==== Input data ====

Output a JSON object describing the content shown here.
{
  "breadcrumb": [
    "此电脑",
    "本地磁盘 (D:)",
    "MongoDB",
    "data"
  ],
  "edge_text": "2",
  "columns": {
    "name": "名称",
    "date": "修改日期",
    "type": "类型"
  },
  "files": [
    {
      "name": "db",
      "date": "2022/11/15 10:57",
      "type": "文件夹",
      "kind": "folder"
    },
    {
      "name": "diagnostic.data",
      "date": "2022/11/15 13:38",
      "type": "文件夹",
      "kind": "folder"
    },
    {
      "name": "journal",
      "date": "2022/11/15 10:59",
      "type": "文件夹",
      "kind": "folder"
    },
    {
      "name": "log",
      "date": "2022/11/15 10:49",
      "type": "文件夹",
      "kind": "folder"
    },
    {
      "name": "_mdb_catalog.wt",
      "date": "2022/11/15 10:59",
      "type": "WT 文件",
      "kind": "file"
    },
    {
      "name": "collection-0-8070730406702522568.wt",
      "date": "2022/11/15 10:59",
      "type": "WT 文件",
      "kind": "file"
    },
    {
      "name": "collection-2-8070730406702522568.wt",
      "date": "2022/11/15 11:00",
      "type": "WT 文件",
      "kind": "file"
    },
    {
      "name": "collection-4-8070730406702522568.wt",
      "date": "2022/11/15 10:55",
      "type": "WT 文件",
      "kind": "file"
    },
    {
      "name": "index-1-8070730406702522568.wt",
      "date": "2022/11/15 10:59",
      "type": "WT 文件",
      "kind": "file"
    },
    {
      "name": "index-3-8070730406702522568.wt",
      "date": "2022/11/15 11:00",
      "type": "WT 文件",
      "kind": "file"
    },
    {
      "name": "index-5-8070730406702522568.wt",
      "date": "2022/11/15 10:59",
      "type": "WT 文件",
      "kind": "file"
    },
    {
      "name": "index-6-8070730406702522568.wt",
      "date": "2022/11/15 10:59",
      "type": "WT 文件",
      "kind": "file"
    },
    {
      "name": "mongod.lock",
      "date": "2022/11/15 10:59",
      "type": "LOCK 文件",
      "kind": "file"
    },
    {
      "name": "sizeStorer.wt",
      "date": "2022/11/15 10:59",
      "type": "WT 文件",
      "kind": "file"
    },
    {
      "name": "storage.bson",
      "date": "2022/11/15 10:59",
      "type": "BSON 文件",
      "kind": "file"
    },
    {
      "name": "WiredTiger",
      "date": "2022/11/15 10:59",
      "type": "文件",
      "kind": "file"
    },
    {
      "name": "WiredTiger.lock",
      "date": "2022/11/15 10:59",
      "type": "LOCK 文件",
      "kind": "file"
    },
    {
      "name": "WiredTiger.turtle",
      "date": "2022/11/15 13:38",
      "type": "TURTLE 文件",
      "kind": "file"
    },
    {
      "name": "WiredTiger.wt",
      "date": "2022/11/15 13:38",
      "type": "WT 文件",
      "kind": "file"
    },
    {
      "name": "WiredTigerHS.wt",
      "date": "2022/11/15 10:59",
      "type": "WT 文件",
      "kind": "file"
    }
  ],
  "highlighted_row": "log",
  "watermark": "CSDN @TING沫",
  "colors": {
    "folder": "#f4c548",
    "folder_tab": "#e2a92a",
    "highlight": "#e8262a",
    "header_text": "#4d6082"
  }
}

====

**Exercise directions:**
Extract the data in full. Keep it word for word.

**Exercise answer:**
Output a JSON object describing the content shown here.
{
  "breadcrumb": [
    "此电脑",
    "本地磁盘 (D:)",
    "MongoDB",
    "data"
  ],
  "edge_text": "2",
  "columns": {
    "name": "名称",
    "date": "修改日期",
    "type": "类型"
  },
  "files": [
    {
      "name": "db",
      "date": "2022/11/15 10:57",
      "type": "文件夹",
      "kind": "folder"
    },
    {
      "name": "diagnostic.data",
      "date": "2022/11/15 13:38",
      "type": "文件夹",
      "kind": "folder"
    },
    {
      "name": "journal",
      "date": "2022/11/15 10:59",
      "type": "文件夹",
      "kind": "folder"
    },
    {
      "name": "log",
      "date": "2022/11/15 10:49",
      "type": "文件夹",
      "kind": "folder"
    },
    {
      "name": "_mdb_catalog.wt",
      "date": "2022/11/15 10:59",
      "type": "WT 文件",
      "kind": "file"
    },
    {
      "name": "collection-0-8070730406702522568.wt",
      "date": "2022/11/15 10:59",
      "type": "WT 文件",
      "kind": "file"
    },
    {
      "name": "collection-2-8070730406702522568.wt",
      "date": "2022/11/15 11:00",
      "type": "WT 文件",
      "kind": "file"
    },
    {
      "name": "collection-4-8070730406702522568.wt",
      "date": "2022/11/15 10:55",
      "type": "WT 文件",
      "kind": "file"
    },
    {
      "name": "index-1-8070730406702522568.wt",
      "date": "2022/11/15 10:59",
      "type": "WT 文件",
      "kind": "file"
    },
    {
      "name": "index-3-8070730406702522568.wt",
      "date": "2022/11/15 11:00",
      "type": "WT 文件",
      "kind": "file"
    },
    {
      "name": "index-5-8070730406702522568.wt",
      "date": "2022/11/15 10:59",
      "type": "WT 文件",
      "kind": "file"
    },
    {
      "name": "index-6-8070730406702522568.wt",
      "date": "2022/11/15 10:59",
      "type": "WT 文件",
      "kind": "file"
    },
    {
      "name": "mongod.lock",
      "date": "2022/11/15 10:59",
      "type": "LOCK 文件",
      "kind": "file"
    },
    {
      "name": "sizeStorer.wt",
      "date": "2022/11/15 10:59",
      "type": "WT 文件",
      "kind": "file"
    },
    {
      "name": "storage.bson",
      "date": "2022/11/15 10:59",
      "type": "BSON 文件",
      "kind": "file"
    },
    {
      "name": "WiredTiger",
      "date": "2022/11/15 10:59",
      "type": "文件",
      "kind": "file"
    },
    {
      "name": "WiredTiger.lock",
      "date": "2022/11/15 10:59",
      "type": "LOCK 文件",
      "kind": "file"
    },
    {
      "name": "WiredTiger.turtle",
      "date": "2022/11/15 13:38",
      "type": "TURTLE 文件",
      "kind": "file"
    },
    {
      "name": "WiredTiger.wt",
      "date": "2022/11/15 13:38",
      "type": "WT 文件",
      "kind": "file"
    },
    {
      "name": "WiredTigerHS.wt",
      "date": "2022/11/15 10:59",
      "type": "WT 文件",
      "kind": "file"
    }
  ],
  "highlighted_row": "log",
  "watermark": "CSDN @TING沫",
  "colors": {
    "folder": "#f4c548",
    "folder_tab": "#e2a92a",
    "highlight": "#e8262a",
    "header_text": "#4d6082"
  }
}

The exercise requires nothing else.